Needless to say, after the week went by there was no sign of Puls. He failed to respond to any of phone calls or messages left by Wendling. When he was finally able to reach Puls on August 27th, he learned that Puls didn’t have a place to store the cattle. Since there were so many issues, Wendling asked Puls for an additional down payment, which was refused by Puls. Puls went on to suggest that maybe he should just sell his cattle to someone else. At that time, Wendling suggested to Puls that he provide him with a written release, which he just ignored. Wendling went on to seek legal advice and was advised to get a written release from Puls before engaging in another sale of the cattle. Wendling tried to reach Puls, but was unsuccessful; however he was able to reach Watson. He asked Watson if they both would meet him at his lawyers’ office, so that he could obtain a release from the contract in order to find another suitable buyer. Neither of the two showed for the meeting.
On September 11, 1973, both Puls and Watson were both served for breach of contract. Wendling later found another buyer for his cattle, but lost money due to the fair market value at the time of the sale. He wound up selling his cattle for $39, 978. 40 when his original contract with Puls and Watson would have earned him $50, 533. 50. Issue
Was there in fact a legal binding contract? Were there any statues of fraud when it came to the term and conditions of the contract? Was the Plaintiff acting legally when he set what he considered a reasonable date to complete the contract? Was the seller entitled to keep the down payment of $1000? Should the Plaintiff be entitled to damages? Did the courts use the appropriate date to assess the damages? Answer/Holding Was the Harvey District Court in Kansas correct in issuing judgment for the Plaintiff for breach of an oral contract in the original judgment? The courts held that yes they were correct in their original ruling for the Plaintiff in this case. Reasoning
Where the party against whom enforcement of an oral contract is sought admits the existence and terms of a contract in their testimony now becomes enforceable under K. S. A 84-2-201 (3)(b). It was blatantly obvious that there was a contract. Both parties openly admitted the existence of the contract during the court proceedings. Their testimony proved that there was in deed an agreement on price, quantity of purchase and the date of delivery. It was also proven that the seller served written notice that contained all of the terms and conditions of the contract to both defendants, which they both declined to respond to. Disposition

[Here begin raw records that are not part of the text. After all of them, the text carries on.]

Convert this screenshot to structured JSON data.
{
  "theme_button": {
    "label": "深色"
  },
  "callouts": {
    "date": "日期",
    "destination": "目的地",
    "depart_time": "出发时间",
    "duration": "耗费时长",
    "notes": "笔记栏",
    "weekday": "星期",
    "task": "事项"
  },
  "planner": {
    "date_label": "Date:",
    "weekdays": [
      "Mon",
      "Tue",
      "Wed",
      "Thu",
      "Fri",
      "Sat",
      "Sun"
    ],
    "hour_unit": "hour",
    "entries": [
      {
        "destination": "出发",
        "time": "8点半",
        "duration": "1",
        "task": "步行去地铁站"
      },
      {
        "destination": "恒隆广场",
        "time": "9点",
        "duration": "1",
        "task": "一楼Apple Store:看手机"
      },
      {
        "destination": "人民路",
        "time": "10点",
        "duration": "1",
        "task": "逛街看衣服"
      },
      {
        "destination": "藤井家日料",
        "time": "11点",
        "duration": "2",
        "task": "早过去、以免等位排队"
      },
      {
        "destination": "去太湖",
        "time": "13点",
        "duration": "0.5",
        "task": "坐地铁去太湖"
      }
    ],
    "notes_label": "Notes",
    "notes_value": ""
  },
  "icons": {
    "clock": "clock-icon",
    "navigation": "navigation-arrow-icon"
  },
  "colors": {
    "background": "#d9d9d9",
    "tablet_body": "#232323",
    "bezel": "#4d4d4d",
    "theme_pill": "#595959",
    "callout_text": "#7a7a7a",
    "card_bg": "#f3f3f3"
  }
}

The judgment was affirmed due to the fact that Defendants, Watson and Puls both agreed that there was an actual contract. This backs up the finding that they did in fact breach the contract, so the original ruling stands.